EXCERPTED DATA:
>>>>>

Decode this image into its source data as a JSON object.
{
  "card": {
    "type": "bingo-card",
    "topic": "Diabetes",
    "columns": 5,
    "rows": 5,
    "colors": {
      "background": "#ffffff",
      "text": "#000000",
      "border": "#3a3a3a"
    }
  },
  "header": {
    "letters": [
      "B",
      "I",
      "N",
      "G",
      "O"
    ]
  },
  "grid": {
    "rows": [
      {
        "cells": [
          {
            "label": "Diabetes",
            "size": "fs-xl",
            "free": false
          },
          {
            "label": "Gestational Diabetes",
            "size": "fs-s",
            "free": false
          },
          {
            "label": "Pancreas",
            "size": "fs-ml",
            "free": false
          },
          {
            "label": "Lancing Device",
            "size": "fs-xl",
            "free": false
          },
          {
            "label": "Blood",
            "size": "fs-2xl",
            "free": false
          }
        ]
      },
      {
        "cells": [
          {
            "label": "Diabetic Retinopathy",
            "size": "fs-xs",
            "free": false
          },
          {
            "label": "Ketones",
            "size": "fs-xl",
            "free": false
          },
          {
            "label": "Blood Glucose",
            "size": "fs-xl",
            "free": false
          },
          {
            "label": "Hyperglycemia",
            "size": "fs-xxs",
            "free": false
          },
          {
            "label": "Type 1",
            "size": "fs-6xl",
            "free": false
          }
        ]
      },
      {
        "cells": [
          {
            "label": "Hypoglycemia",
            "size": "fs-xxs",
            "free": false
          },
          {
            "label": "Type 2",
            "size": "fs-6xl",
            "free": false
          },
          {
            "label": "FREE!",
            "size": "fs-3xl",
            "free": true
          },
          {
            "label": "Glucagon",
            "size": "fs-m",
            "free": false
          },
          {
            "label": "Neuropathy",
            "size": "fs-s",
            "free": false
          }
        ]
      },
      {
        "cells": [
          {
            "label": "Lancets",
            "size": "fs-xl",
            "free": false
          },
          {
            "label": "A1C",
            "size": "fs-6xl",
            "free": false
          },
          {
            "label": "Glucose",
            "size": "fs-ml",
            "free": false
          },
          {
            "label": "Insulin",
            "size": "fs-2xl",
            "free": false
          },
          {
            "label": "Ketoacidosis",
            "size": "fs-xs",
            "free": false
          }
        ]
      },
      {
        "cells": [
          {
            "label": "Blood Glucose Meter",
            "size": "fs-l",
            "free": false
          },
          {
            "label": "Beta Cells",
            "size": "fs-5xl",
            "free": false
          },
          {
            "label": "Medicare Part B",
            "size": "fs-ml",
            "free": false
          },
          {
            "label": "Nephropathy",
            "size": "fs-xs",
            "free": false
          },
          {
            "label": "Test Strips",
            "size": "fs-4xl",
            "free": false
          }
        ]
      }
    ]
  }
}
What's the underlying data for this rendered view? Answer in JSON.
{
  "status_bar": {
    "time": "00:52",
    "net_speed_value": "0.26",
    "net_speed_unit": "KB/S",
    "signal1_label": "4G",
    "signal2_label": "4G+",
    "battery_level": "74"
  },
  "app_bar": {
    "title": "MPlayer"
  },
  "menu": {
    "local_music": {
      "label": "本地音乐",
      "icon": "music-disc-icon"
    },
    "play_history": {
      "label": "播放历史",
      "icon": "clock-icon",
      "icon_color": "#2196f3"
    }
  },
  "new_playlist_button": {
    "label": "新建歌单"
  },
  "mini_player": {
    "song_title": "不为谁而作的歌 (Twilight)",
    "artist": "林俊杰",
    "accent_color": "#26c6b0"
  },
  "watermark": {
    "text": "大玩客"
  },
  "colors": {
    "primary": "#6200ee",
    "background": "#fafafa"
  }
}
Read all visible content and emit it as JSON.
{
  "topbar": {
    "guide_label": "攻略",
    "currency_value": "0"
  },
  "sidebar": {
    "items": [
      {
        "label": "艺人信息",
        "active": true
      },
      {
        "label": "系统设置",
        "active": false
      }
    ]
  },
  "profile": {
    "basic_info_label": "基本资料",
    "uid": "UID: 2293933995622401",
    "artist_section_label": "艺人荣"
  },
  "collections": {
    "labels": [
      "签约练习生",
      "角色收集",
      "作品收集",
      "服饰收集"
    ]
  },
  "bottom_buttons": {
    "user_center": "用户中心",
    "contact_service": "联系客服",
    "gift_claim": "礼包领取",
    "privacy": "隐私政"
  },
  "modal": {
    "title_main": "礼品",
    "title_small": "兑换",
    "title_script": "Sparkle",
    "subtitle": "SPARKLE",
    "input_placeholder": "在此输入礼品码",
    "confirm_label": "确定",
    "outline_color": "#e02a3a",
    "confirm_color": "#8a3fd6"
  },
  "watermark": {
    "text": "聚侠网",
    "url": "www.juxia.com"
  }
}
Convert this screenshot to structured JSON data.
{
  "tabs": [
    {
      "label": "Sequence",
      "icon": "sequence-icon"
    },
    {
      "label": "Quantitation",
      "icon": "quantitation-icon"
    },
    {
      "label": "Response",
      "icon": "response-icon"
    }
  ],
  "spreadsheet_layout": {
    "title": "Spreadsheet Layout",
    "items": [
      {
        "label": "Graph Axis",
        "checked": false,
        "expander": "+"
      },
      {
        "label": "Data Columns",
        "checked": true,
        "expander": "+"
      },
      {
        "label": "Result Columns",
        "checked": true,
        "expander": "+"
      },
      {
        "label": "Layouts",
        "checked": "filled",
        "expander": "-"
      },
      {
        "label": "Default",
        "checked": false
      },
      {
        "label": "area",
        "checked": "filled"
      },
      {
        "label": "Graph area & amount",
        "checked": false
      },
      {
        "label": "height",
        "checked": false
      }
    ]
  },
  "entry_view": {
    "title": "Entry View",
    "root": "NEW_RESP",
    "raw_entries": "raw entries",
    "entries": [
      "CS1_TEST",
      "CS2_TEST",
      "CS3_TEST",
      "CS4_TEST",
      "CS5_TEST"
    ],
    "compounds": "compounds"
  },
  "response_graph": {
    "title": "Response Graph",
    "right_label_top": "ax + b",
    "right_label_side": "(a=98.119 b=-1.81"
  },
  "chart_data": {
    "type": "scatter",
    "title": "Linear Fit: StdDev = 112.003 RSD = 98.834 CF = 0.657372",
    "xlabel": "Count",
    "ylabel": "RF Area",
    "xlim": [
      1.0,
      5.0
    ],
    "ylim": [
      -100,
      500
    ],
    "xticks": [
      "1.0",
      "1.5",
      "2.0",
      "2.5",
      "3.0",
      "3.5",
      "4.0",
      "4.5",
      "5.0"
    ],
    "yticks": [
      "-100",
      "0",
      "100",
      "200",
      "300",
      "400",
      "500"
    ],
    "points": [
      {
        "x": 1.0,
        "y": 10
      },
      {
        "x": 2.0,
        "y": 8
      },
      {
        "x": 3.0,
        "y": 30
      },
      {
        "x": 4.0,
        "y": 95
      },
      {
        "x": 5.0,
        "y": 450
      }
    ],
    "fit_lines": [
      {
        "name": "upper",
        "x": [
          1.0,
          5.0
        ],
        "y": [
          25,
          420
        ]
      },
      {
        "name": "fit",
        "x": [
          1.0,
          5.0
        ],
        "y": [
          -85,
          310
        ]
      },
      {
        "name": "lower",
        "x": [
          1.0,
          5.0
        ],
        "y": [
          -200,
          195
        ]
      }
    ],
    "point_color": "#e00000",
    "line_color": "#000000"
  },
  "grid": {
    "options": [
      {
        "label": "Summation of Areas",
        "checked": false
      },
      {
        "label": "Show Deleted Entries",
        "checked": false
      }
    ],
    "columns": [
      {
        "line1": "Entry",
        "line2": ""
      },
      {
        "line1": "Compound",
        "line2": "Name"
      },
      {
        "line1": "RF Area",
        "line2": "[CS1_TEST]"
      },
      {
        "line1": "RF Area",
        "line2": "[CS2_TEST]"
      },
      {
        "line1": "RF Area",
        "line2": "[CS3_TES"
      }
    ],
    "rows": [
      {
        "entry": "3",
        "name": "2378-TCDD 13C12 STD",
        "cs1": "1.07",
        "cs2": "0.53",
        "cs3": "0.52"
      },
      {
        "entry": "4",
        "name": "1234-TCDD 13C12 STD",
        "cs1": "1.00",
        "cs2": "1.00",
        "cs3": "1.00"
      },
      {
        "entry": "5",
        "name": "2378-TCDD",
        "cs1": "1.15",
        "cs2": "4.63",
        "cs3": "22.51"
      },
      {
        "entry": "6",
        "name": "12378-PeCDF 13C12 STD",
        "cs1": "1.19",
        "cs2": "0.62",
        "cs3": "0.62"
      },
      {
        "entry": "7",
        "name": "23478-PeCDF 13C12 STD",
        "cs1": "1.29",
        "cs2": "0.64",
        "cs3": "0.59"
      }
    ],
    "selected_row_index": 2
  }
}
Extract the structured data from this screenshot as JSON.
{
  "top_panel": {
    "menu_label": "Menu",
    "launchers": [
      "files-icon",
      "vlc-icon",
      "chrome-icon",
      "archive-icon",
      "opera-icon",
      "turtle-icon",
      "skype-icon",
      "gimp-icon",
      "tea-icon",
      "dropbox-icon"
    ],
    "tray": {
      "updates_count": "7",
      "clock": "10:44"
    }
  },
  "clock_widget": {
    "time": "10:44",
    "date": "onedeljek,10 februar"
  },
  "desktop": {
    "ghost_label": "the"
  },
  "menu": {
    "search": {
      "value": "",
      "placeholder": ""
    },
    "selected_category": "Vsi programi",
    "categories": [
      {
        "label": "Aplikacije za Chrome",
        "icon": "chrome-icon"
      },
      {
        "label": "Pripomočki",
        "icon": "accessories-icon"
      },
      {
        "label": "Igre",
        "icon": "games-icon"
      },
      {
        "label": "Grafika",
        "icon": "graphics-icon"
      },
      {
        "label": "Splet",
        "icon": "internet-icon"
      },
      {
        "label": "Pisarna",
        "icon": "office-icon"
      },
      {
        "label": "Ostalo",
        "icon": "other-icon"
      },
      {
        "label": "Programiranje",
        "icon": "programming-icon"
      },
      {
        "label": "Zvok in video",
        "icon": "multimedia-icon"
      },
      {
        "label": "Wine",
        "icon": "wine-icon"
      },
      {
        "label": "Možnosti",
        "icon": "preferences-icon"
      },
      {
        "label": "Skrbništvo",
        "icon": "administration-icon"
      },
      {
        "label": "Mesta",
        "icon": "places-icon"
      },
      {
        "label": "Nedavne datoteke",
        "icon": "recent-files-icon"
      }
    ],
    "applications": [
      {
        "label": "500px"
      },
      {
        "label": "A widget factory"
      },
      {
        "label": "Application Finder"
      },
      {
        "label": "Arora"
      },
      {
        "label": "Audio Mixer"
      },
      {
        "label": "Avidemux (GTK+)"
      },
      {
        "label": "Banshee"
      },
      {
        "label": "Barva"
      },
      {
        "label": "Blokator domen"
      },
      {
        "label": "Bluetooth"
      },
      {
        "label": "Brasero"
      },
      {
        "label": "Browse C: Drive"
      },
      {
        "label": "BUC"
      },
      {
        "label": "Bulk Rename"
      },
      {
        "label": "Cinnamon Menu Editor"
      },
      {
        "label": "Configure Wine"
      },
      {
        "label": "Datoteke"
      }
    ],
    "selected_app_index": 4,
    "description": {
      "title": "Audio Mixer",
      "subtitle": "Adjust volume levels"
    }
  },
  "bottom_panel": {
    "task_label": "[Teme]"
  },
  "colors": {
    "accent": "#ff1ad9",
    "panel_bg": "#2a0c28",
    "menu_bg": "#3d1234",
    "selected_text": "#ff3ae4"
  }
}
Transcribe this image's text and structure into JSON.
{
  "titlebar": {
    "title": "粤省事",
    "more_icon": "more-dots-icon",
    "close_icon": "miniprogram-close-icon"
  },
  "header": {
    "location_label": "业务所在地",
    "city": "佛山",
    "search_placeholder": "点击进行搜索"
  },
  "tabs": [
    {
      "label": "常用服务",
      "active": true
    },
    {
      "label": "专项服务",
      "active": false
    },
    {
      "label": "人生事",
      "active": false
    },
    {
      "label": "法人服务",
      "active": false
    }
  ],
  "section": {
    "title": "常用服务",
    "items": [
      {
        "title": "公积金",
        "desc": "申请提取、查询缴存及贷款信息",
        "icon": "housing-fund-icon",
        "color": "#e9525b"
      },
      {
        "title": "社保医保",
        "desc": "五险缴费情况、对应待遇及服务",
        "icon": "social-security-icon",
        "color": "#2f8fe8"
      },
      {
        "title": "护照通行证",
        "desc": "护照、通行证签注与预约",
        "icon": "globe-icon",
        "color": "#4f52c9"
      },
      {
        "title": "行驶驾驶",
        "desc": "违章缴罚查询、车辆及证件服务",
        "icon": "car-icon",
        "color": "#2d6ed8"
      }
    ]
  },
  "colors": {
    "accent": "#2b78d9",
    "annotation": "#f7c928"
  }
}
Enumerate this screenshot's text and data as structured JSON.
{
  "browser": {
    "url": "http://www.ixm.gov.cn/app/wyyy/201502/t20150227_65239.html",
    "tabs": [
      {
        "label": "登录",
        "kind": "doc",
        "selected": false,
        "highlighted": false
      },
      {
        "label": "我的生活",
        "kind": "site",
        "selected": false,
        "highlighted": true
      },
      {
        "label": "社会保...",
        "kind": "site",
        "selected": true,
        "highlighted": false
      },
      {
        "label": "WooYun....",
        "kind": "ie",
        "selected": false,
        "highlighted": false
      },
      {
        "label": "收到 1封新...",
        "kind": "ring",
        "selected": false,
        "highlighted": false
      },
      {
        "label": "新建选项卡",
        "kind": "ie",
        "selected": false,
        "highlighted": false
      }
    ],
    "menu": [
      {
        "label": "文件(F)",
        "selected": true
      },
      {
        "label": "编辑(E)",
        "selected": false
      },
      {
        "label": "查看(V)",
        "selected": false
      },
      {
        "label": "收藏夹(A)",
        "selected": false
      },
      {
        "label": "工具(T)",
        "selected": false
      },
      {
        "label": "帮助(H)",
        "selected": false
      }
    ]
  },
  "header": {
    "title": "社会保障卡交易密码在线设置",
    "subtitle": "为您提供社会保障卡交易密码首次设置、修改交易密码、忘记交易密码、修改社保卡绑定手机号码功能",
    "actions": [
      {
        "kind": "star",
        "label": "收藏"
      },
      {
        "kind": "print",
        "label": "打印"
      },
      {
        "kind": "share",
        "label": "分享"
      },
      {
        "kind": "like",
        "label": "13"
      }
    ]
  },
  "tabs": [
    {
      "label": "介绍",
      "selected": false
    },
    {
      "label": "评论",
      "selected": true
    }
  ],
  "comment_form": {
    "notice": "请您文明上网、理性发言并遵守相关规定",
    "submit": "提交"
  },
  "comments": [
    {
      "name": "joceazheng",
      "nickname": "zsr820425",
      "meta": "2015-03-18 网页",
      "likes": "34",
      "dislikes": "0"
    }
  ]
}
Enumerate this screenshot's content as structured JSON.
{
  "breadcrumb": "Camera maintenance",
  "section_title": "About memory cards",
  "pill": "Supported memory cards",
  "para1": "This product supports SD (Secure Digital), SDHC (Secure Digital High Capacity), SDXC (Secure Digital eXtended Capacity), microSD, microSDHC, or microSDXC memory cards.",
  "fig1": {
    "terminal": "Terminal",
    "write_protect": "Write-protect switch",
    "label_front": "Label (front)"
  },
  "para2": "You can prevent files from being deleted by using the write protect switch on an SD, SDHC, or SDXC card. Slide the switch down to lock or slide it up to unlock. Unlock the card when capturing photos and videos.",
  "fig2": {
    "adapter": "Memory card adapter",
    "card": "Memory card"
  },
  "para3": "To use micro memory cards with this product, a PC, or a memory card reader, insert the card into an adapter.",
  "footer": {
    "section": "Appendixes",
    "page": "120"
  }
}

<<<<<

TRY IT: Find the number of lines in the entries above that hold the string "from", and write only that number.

TASK ANSWER: 2